Efficient Use of Labor
Planting crop varieties with varying maturities can help to stretch harvest timing and labor scheduling. By combining different crops, such as grasses, legumes, and corn, labor and management demands can be spread throughout the cropping season. Silage systems are also more mechanical and need less effort than dry hay systems, which can boost labor productivity.
Flexible Harvest Dates
Producers can determine how much corn to harvest as silage or grain late in the growing season. Small grains and annuals, such as sorghum-sudan hybrids, can be harvested as silage or grain.
Reduced Field Losses
As hay-crop silages are cut directly, they avoid lengthy weather damage and leaf shattering; even wilting hay-crop silages may result in lower losses than dry hay. Losses from ear dropping and grain cracking are lower during corn silage harvest than during grain harvest.
Relative Nutrient Yield
Corn collected as silage produces the most energy per acre, while alfalfa produces the most protein per acre. When harvested as silage, both alfalfa and grass typically supply more calories and protein than when gathered as hay.
Disadvantages of Silage
You should note certain disadvantages of silage, too, so you can balance out how you will manage it.
Few Market Outlets
Except for local neighbors, most locations have limited off-farm markets for silage. It is dangerous to move silage from one silo to another, especially haylage. As a result, when a crop is harvested as silage, the farmer normally intends to give it to cattle.
Handling and Storage Costs
Because silage is difficult to store and manage, the costs associated with storage may be substantial in comparison to the value of the feed. Storage facilities are highly specialized and have very few other applications. The bulk of silage and its low calorie and protein density make it an expensive commodity to transport.
As a consequence of this, the distance that silage may be moved is typically restricted due to the costs of transportation.
Exercising meticulous management during the ensiling process is necessary to produce superior-quality silage. Inadequate techniques for managing silage can result in a decline in the quality of feed, a reduction in milk production, and an increase in the likelihood of experiencing health issues.

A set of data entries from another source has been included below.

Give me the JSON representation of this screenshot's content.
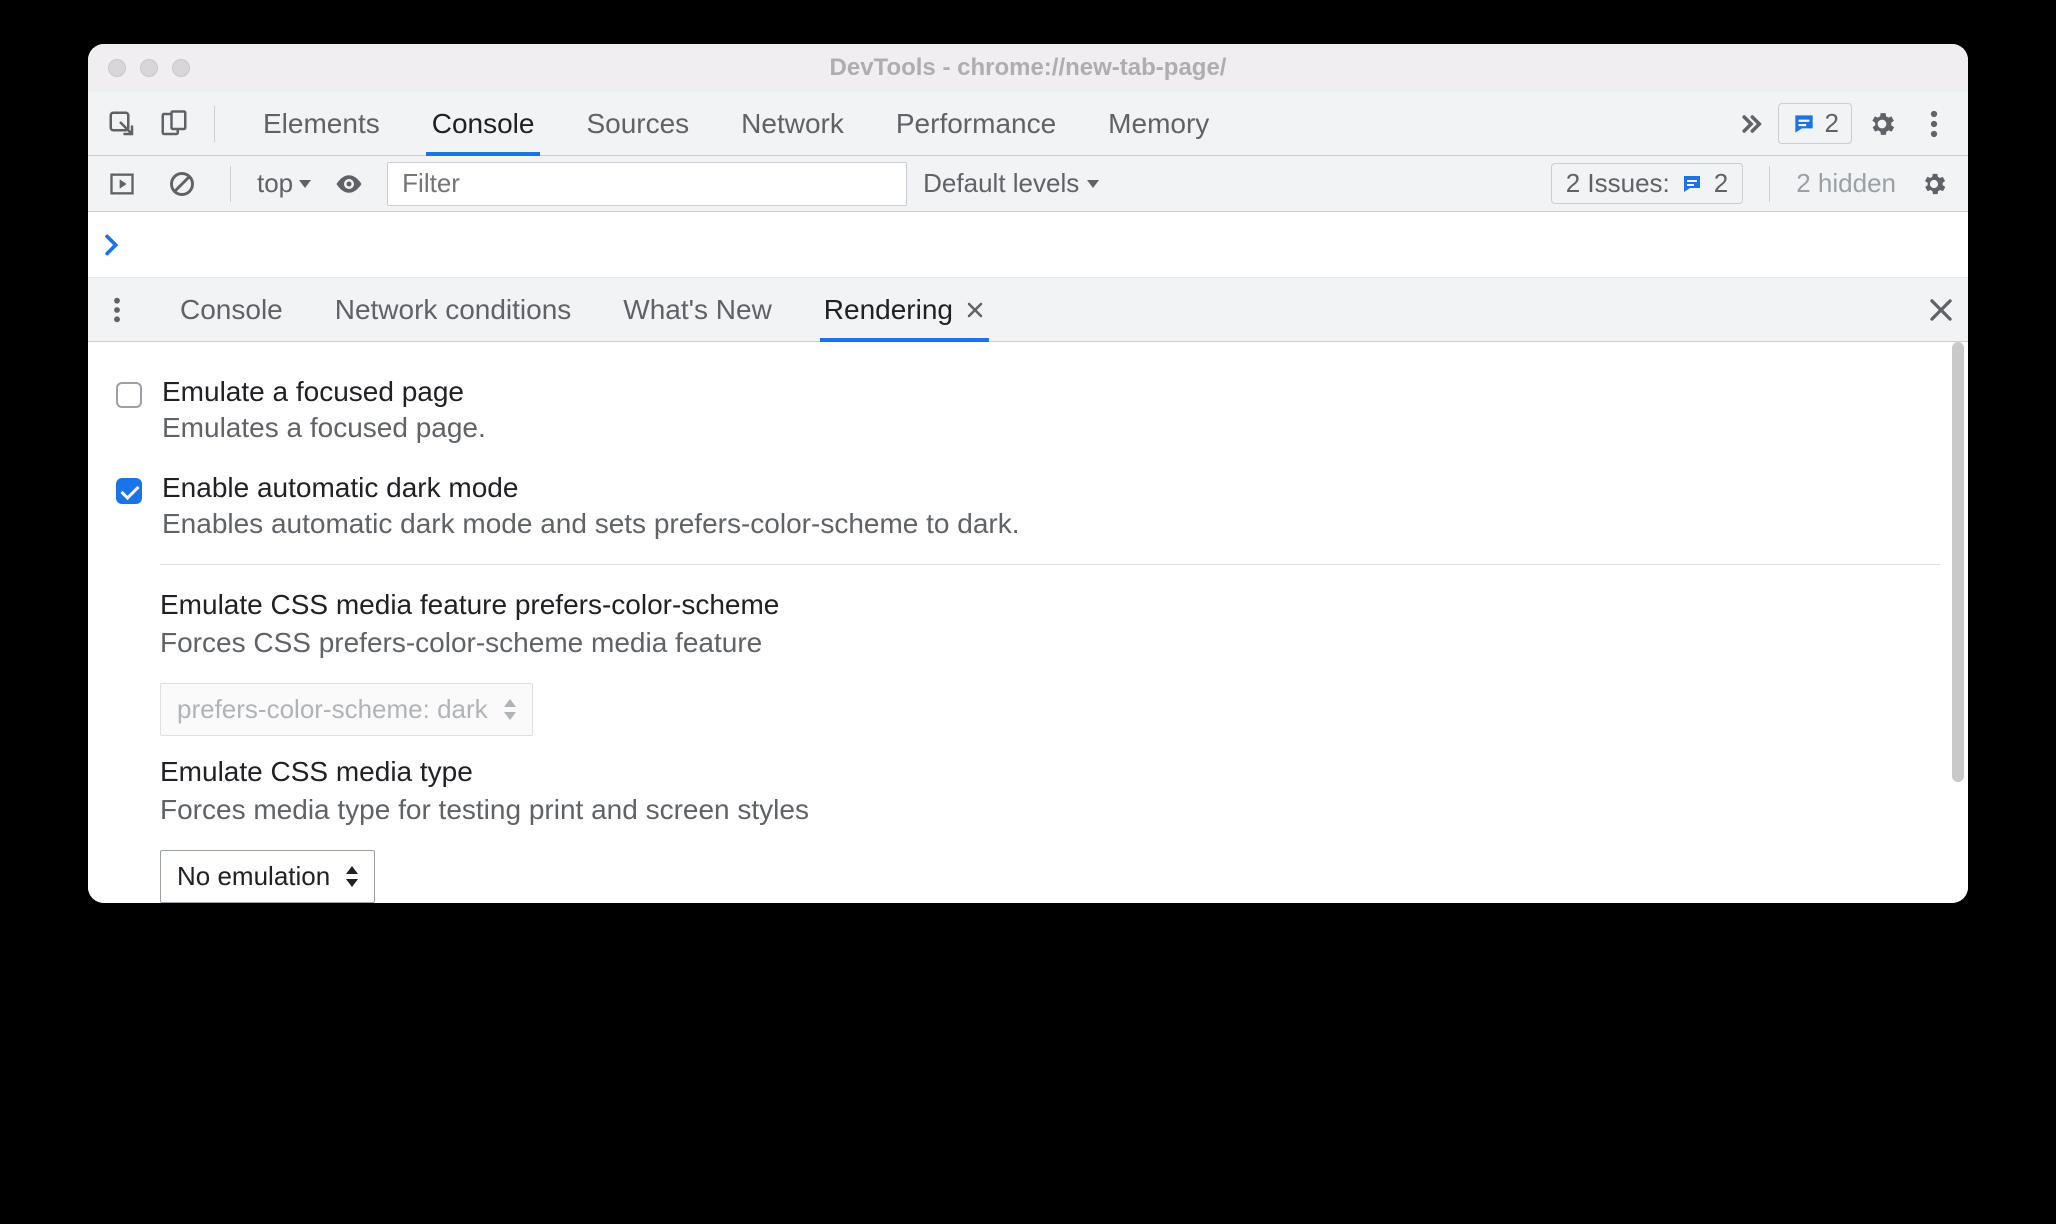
{
  "window_title": "DevTools - chrome://new-tab-page/",
  "main_tabs": [
    "Elements",
    "Console",
    "Sources",
    "Network",
    "Performance",
    "Memory"
  ],
  "main_active_tab": "Console",
  "badge_count": "2",
  "console_bar": {
    "context": "top",
    "filter_placeholder": "Filter",
    "levels": "Default levels",
    "issues_label": "2 Issues:",
    "issues_count": "2",
    "hidden": "2 hidden"
  },
  "drawer_tabs": [
    "Console",
    "Network conditions",
    "What's New",
    "Rendering"
  ],
  "drawer_active_tab": "Rendering",
  "rendering": {
    "focus_title": "Emulate a focused page",
    "focus_desc": "Emulates a focused page.",
    "darkmode_title": "Enable automatic dark mode",
    "darkmode_desc": "Enables automatic dark mode and sets prefers-color-scheme to dark.",
    "pcs_title": "Emulate CSS media feature prefers-color-scheme",
    "pcs_desc": "Forces CSS prefers-color-scheme media feature",
    "pcs_value": "prefers-color-scheme: dark",
    "media_title": "Emulate CSS media type",
    "media_desc": "Forces media type for testing print and screen styles",
    "media_value": "No emulation"
  }
}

Mitigate the effects of these dangers by employing appropriate management practices.
Investment Costs and Cash Flow
Without a large annual silage volume, mechanical and equipment costs might be high per ton harvested, stored, and fed. A further factor that may make it difficult to carry out an investment that appears to be successful is a lack of sufficient cash flow throughout the financing period.
This condition has led to the expansion of the custom operations sector in a variety of different industries throughout the world.
Silage must be administered as soon as it is taken out of storage to prevent it from going bad due to exposure to oxygen. To meet the feeding rate, storage facilities that have an exposed silage surface need to be sized in such a way as to prevent spoilage.
When silage feeding is stopped for a lengthy period, it is vital to reseal the container to prevent significant storage losses and problems with spoilage.
Silage storage losses may be considerable if crops are harvested at the wrong moisture content, facilities are inadequate, crops are not chopped and packaged properly, and silos are not sealed.
Nurture Livestock Through Efficient Silage Management
The management of silage is critical to the health and production of animals. In addition to preserving vital nutrients, silage offers a consistent feed source throughout the year, among other advantages.
Farmers who use good silage transport management procedures improve their operational efficiency and contribute to ecologically friendly and sustainable agricultural practices.